The Matter program is designed to help increase the pace at which these changes happen. Through a human-centered, prototype-driven approach rooted in design thinking, we encourage teams to run lots and lots of experiments, learn from them, get feedback, and iterate. Some teams pivot into entirely new businesses over the course of the program. Some choose new customers and key users. Some get to new business models.

The key to all this is that you’re consistently re-examining, challenging, confirming, or changing the core assumptions on which the company is founded. It’s highly strategic, but it’s also really fast. It can be challenging to bounce up to a big picture assumption and then drop back into coding or making sales calls. It can feel like the whole plan isn’t in place, or like you’re making it up as you go along. It can feel exhausting. Challenging as it is as a leader, it can be even harder as a person.

Here’s the thing: it should feel challenging.
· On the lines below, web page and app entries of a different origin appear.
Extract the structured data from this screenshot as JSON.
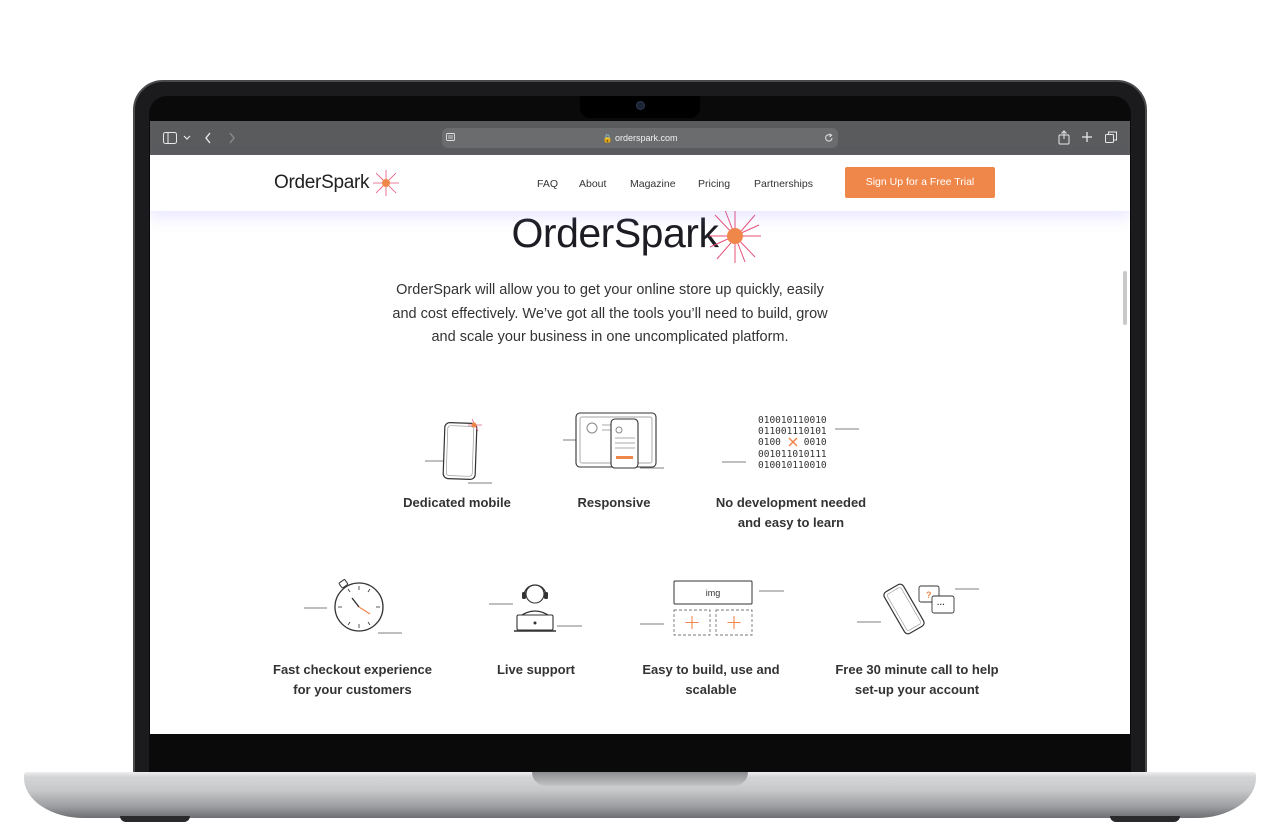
{
  "browser": {
    "url": "orderspark.com",
    "icons": [
      "sidebar-icon",
      "chevron-down-icon",
      "back-icon",
      "forward-icon",
      "reader-icon",
      "lock-icon",
      "reload-icon",
      "share-icon",
      "new-tab-icon",
      "tabs-overview-icon"
    ]
  },
  "site": {
    "logo": "OrderSpark",
    "nav": {
      "faq": "FAQ",
      "about": "About",
      "magazine": "Magazine",
      "pricing": "Pricing",
      "partnerships": "Partnerships"
    },
    "cta": "Sign Up for a Free Trial",
    "hero_logo": "OrderSpark",
    "tagline": "OrderSpark will allow you to get your online store up quickly, easily and cost effectively. We’ve got all the tools you’ll need to build, grow and scale your business in one uncomplicated platform.",
    "binary": [
      "010010110010",
      "011001110101",
      "010010100010",
      "001011010111",
      "010010110010"
    ],
    "img_label": "img",
    "features": {
      "dedicated_mobile": "Dedicated mobile",
      "responsive": "Responsive",
      "no_dev": "No development needed and easy to learn",
      "fast_checkout": "Fast checkout experience for your customers",
      "live_support": "Live support",
      "easy_build": "Easy to build, use and scalable",
      "free_call": "Free 30 minute call to help set-up your account"
    }
  },
  "colors": {
    "accent": "#f0874a",
    "spark_pink": "#e7507a",
    "toolbar": "#5a5b5d",
    "text": "#333333"
  }
}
That process of discovery, or non-linear progression — this is what we call the Drunken Walk of the Entrepreneur. Every startup that’s ever gone anywhere has succeed like this, not like the nice smooth hockey stick up and to the right. It’s two steps forward, three back, nine forward, four to the side. Knowing that truth makes it more survivable. It creates space to acknowledge fears and vulnerability and go forward nonetheless, with the support of peers, advisors, friends, and families. It also means that you don’t need to sweat the fact that there are unknowns about your business. You have time to figure it out. Just focus on your greatest risks and success factors, and you’ll find the way forward, both as a leader and a person.

5. Commit. Take your commitment seriously

The key to building a vibrant entrepreneur community within our program is that every team be in it to win it — committed to themselves and to the other entrepreneurs. Every program element is improved by everyone being there, truly engaged and lifting one another up.

This is why most of our program is mandatory. Now, we know there are going to be times when teams just can’t make a certain element. That’s fine. We need to know about as many of those moments as early as possible. Have a wedding scheduled during a Design Review? Tell us early so we can figure out how to create alternative arrangements and work through it. Always go hiking in the mountains every April? Get it on your plan for the program.

When we know about these challenges with program involvement, we can figure them out, and, most importantly, help you communicate them to your community in a way that respects their commitments, the norms of our community and the bonds you share. Suddenly gone for an entire week of program without having notified anyone? The culture sours. Teams that honor their commitments feel burned. Everything becomes tenuous.

And it can all be avoided just by taking commitment more seriously at the outset and being mutually accountable to your cohort.

You can change media for good. We’re here to help.

The Matter accelerator program is carefully designed to help teams move rapidly toward product/market fit through a combination of experimentation and a supportive, connected community. But it really comes from the teams we invest in and support. They create the community, they commit to supporting each other, and they embrace a mindset around growth and change. We can’t wait to welcome the 8th class and watch them make magic.